Edmonton figure skater Kaetlyn Osmond ready to dominate on Olympic ice
'I'm just feeling more ready than I could possibly be'
Figure skater Kaetlyn Osmond plans to "hide out" at the athletes' village before she hits the ice at the Winter Games in Pyeongchang and pretend the Olympics aren't something special.
"I've been to so many competitions, especially the last couple of years and to me, each competition has felt the same," Osmond said in a rinkside interview with CBC Radio's Edmonton AM.
"I'm trying to keep myself thinking about the Olympics in the same way."
The 22-year-old Edmonton-based athlete is trying to keep her focus. It's important that she treat every competition, even the Olympics, the same, she said.
It's a mental game she plays to keep her nerves in check, so the pressure to compete doesn't become overwhelming.
'I'm trying to keep that focus'
"Everyone has been competing really well this year and it's still different for me to think that I'm a medal contender, but I can only do what I can do so I'm trying to keep that focus right now."
The 2017 World silver medallist, 2017 Grand Prix Final bronze medallist and two-time Skate Canada International champion represented Canada at the Winter Olympics in Sochi in 2014, earning a silver medal with Team Canada.
Osmond is feeling confident about her chances of scaling the podium again.

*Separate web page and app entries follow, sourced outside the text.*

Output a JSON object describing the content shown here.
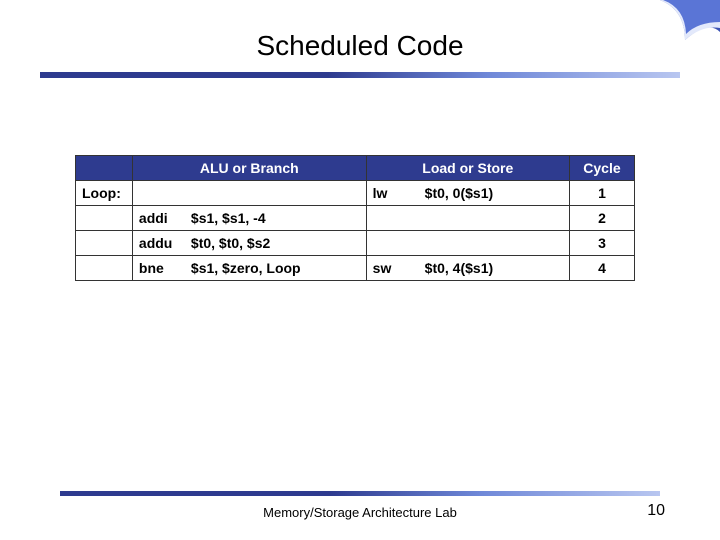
{
  "title": "Scheduled Code",
  "footer": {
    "lab": "Memory/Storage Architecture Lab",
    "page": "10"
  },
  "table": {
    "headers": {
      "label": "",
      "alu": "ALU or Branch",
      "ls": "Load or Store",
      "cycle": "Cycle"
    },
    "rows": [
      {
        "label": "Loop:",
        "alu_op": "",
        "alu_args": "",
        "ls_op": "lw",
        "ls_args": "$t0, 0($s1)",
        "cycle": "1"
      },
      {
        "label": "",
        "alu_op": "addi",
        "alu_args": "$s1, $s1, -4",
        "ls_op": "",
        "ls_args": "",
        "cycle": "2"
      },
      {
        "label": "",
        "alu_op": "addu",
        "alu_args": "$t0, $t0, $s2",
        "ls_op": "",
        "ls_args": "",
        "cycle": "3"
      },
      {
        "label": "",
        "alu_op": "bne",
        "alu_args": "$s1, $zero, Loop",
        "ls_op": "sw",
        "ls_args": "$t0, 4($s1)",
        "cycle": "4"
      }
    ]
  }
}
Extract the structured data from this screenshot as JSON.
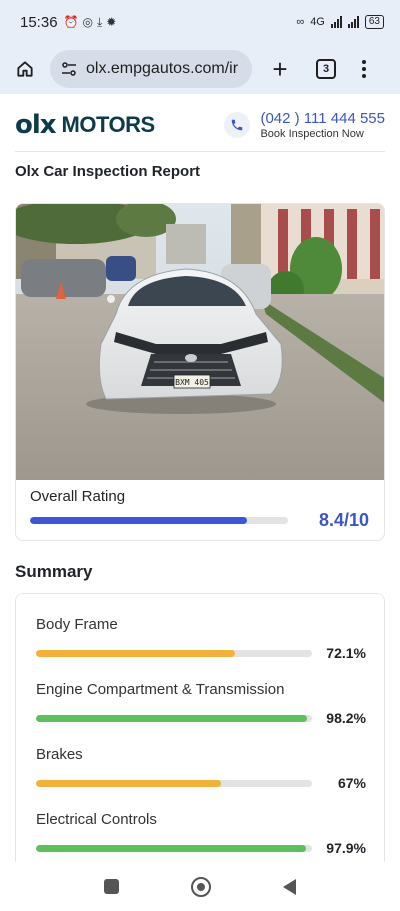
{
  "status_bar": {
    "time": "15:36",
    "network": "4G",
    "battery": "63"
  },
  "browser": {
    "url": "olx.empgautos.com/ir",
    "tab_count": "3"
  },
  "site_header": {
    "logo_mark": "olx",
    "logo_text": "MOTORS",
    "phone": "(042 ) 111 444 555",
    "cta": "Book Inspection Now"
  },
  "report_title": "Olx Car Inspection Report",
  "car": {
    "plate": "BXM 405",
    "rating_label": "Overall Rating",
    "rating_value": "8.4/10",
    "rating_fraction": 0.84
  },
  "summary": {
    "title": "Summary",
    "items": [
      {
        "label": "Body Frame",
        "value": "72.1%",
        "percent": 72.1,
        "color": "#f2b23a"
      },
      {
        "label": "Engine Compartment & Transmission",
        "value": "98.2%",
        "percent": 98.2,
        "color": "#5cc15a"
      },
      {
        "label": "Brakes",
        "value": "67%",
        "percent": 67,
        "color": "#f2b23a"
      },
      {
        "label": "Electrical Controls",
        "value": "97.9%",
        "percent": 97.9,
        "color": "#5cc15a"
      }
    ]
  },
  "colors": {
    "accent": "#3b57c4",
    "brand": "#0d3b4a",
    "good": "#5cc15a",
    "warning": "#f2b23a"
  }
}
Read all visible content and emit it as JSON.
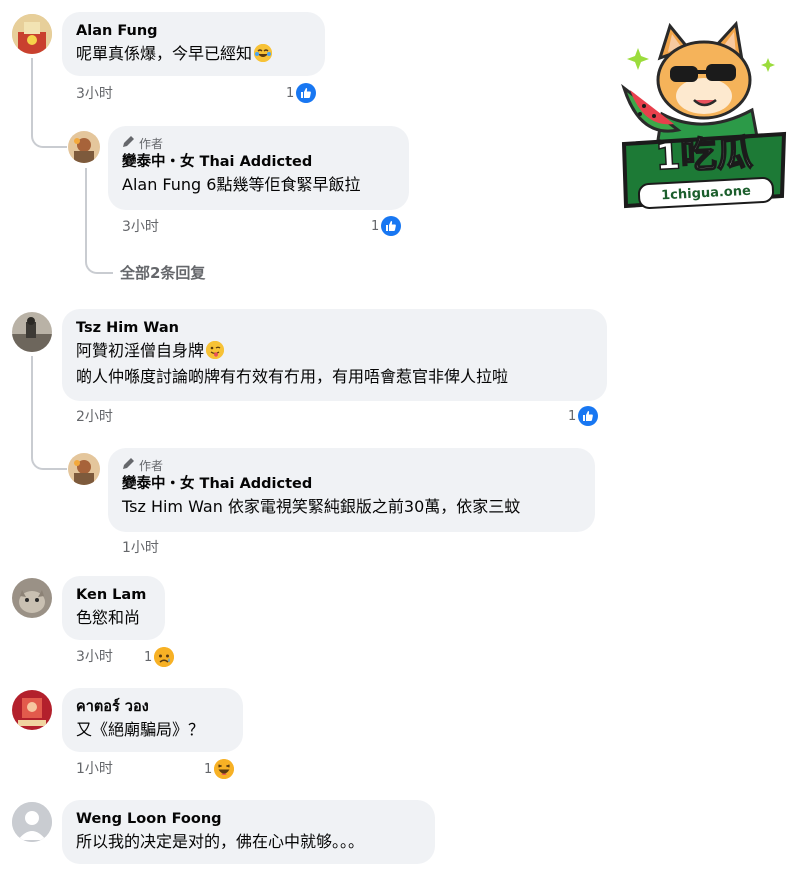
{
  "comments": [
    {
      "name": "Alan Fung",
      "text": "呢單真係爆，今早已經知",
      "time": "3小时",
      "reaction_count": "1",
      "reply": {
        "author_label": "作者",
        "name": "變泰中・女 Thai Addicted",
        "text": "Alan Fung 6點幾等佢食緊早飯拉",
        "time": "3小时",
        "reaction_count": "1"
      },
      "view_replies": "全部2条回复"
    },
    {
      "name": "Tsz Him Wan",
      "line1": "阿贊初淫僧自身牌",
      "line2": "啲人仲喺度討論啲牌有冇效有冇用，有用唔會惹官非俾人拉啦",
      "time": "2小时",
      "reaction_count": "1",
      "reply": {
        "author_label": "作者",
        "name": "變泰中・女 Thai Addicted",
        "text": "Tsz Him Wan 依家電視笑緊純銀版之前30萬，依家三蚊",
        "time": "1小时"
      }
    },
    {
      "name": "Ken Lam",
      "text": "色慾和尚",
      "time": "3小时",
      "reaction_count": "1"
    },
    {
      "name": "คาตอร์ วอง",
      "text": "又《絕廟騙局》？",
      "time": "1小时",
      "reaction_count": "1"
    },
    {
      "name": "Weng Loon Foong",
      "text": "所以我的决定是对的，佛在心中就够。。。"
    }
  ],
  "watermark": {
    "brand": "1吃瓜",
    "url": "1chigua.one"
  },
  "colors": {
    "bubble": "#f0f2f5",
    "like_blue": "#1877f2",
    "meta_gray": "#65676b",
    "logo_green": "#1f8a3a"
  }
}
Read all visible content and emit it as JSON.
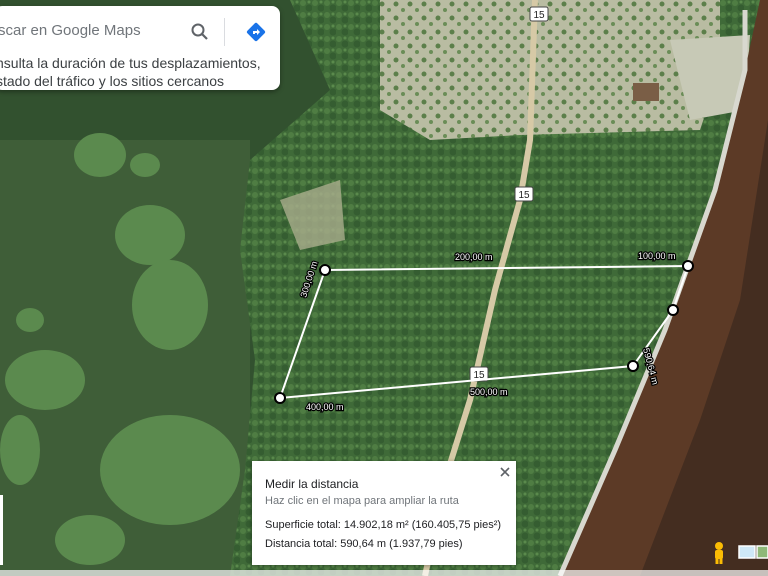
{
  "search": {
    "placeholder": "scar en Google Maps",
    "hint_line1": "nsulta la duración de tus desplazamientos,",
    "hint_line2": "stado del tráfico y los sitios cercanos"
  },
  "roads": {
    "route_number": "15"
  },
  "measure_labels": {
    "l100": "100,00 m",
    "l200": "200,00 m",
    "l300": "300,00 m",
    "l400": "400,00 m",
    "l500": "500,00 m",
    "l590": "590,64 m"
  },
  "panel": {
    "title": "Medir la distancia",
    "subtitle": "Haz clic en el mapa para ampliar la ruta",
    "area": "Superficie total: 14.902,18 m² (160.405,75 pies²)",
    "distance": "Distancia total: 590,64 m (1.937,79 pies)"
  },
  "colors": {
    "directions_blue": "#1a73e8",
    "measure_line": "#ffffff",
    "pegman": "#fbbc04"
  },
  "icons": [
    "search-icon",
    "directions-icon",
    "close-icon",
    "pegman-icon",
    "layers-icon"
  ]
}
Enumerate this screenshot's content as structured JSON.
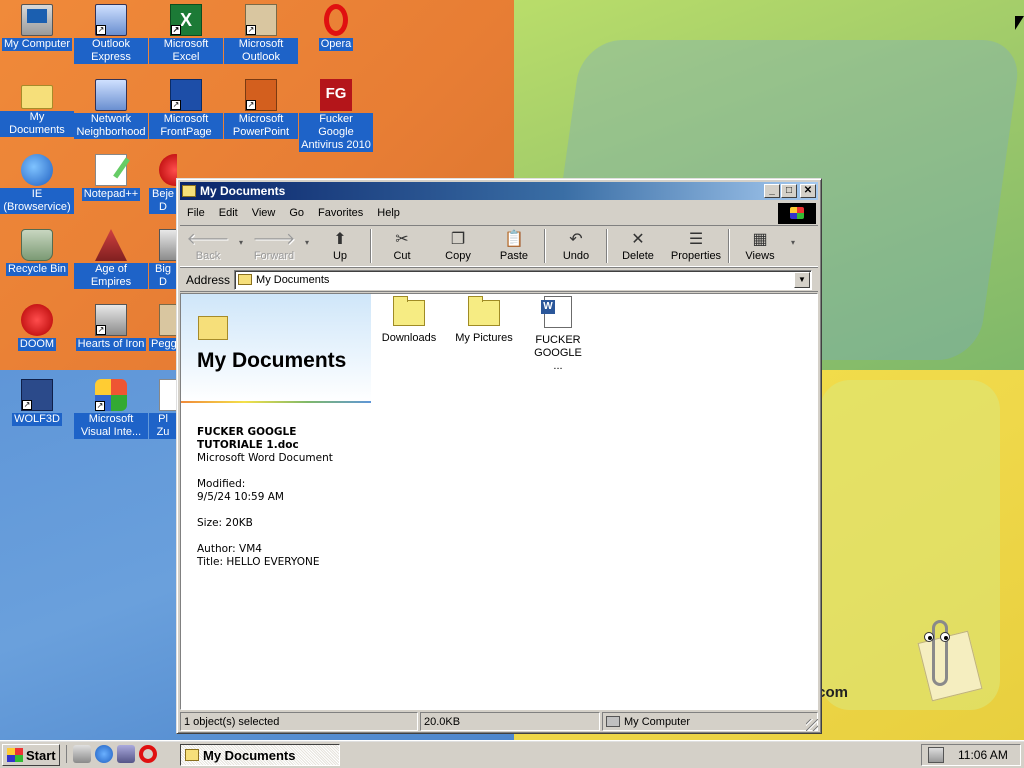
{
  "desktop": {
    "icons": [
      {
        "label": "My Computer"
      },
      {
        "label": "Outlook Express"
      },
      {
        "label": "Microsoft Excel"
      },
      {
        "label": "Microsoft Outlook"
      },
      {
        "label": "Opera"
      },
      {
        "label": "My Documents"
      },
      {
        "label": "Network Neighborhood"
      },
      {
        "label": "Microsoft FrontPage"
      },
      {
        "label": "Microsoft PowerPoint"
      },
      {
        "label": "Fucker Google Antivirus 2010"
      },
      {
        "label": "IE (Browservice)"
      },
      {
        "label": "Notepad++"
      },
      {
        "label": "Beje D"
      },
      {
        "label": "Recycle Bin"
      },
      {
        "label": "Age of Empires"
      },
      {
        "label": "Big D"
      },
      {
        "label": "DOOM"
      },
      {
        "label": "Hearts of Iron"
      },
      {
        "label": "Pegg"
      },
      {
        "label": "WOLF3D"
      },
      {
        "label": "Microsoft Visual Inte..."
      },
      {
        "label": "Pl Zu"
      }
    ],
    "wallpaper_text": "t.com"
  },
  "window": {
    "title": "My Documents",
    "controls": {
      "minimize": "_",
      "maximize": "□",
      "close": "✕"
    },
    "menu": [
      "File",
      "Edit",
      "View",
      "Go",
      "Favorites",
      "Help"
    ],
    "toolbar": {
      "back": "Back",
      "forward": "Forward",
      "up": "Up",
      "cut": "Cut",
      "copy": "Copy",
      "paste": "Paste",
      "undo": "Undo",
      "delete": "Delete",
      "properties": "Properties",
      "views": "Views"
    },
    "address": {
      "label": "Address",
      "value": "My Documents"
    },
    "banner_title": "My Documents",
    "details": {
      "name": "FUCKER GOOGLE TUTORIALE 1.doc",
      "type": "Microsoft Word Document",
      "modified_label": "Modified:",
      "modified_value": "9/5/24 10:59 AM",
      "size": "Size: 20KB",
      "author": "Author: VM4",
      "title": "Title: HELLO EVERYONE"
    },
    "files": [
      {
        "label": "Downloads",
        "kind": "folder"
      },
      {
        "label": "My Pictures",
        "kind": "folder"
      },
      {
        "label": "FUCKER GOOGLE ...",
        "kind": "word-doc"
      }
    ],
    "status": {
      "selection": "1 object(s) selected",
      "size": "20.0KB",
      "zone": "My Computer"
    }
  },
  "taskbar": {
    "start": "Start",
    "task": "My Documents",
    "clock": "11:06 AM"
  }
}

"I'm feeling really good. Training has been going really well," said Osmond, who was born in Marystown, N.L.
Her short program performance was nearly perfect, but what she described as "silly mistakes" cost her points in the long program.
In the women's singles competition, Osmond finished third after a couple of errors in her Black Swan skate, including a fall on her triple Salchow, dropped her the first-place position she held.
She vowed to do better in Pyeongchang.
"There are a lot of things that I've done wrong that I want to do better and things that I've done well that I want to keep doing well," she said.
'It feels really different'
Osmond has overcome a lot in her career since winning the silver medal in Sochi. Coming off her Team Canada win, she was working on choreography in September 2014 when she swerved to avoid another skater, caught an edge and fell.
Osmond, then a two-time Canadian champion, fractured the fibula in her right leg.
She was forced to withdraw from the 2014-15 skating season. She had also been off the ice for most of September 2013 due to an ankle injury.
Despite the injuries, Osmond never doubted that she would return to the ice.
Now she's bound for South Korea, feeling more confident than she ever has.
"It feels really different. Last time, I had no idea what to expect. I was injured all year leading up to it, and there was a lot of just getting myself back on track going into the Olympics.
"This year, I know more of what to expect. I'm really excited for it. Knowing that I have a full training year under my belt, and a world silver medal, it makes a big difference."
"I'm excited to experience it this time."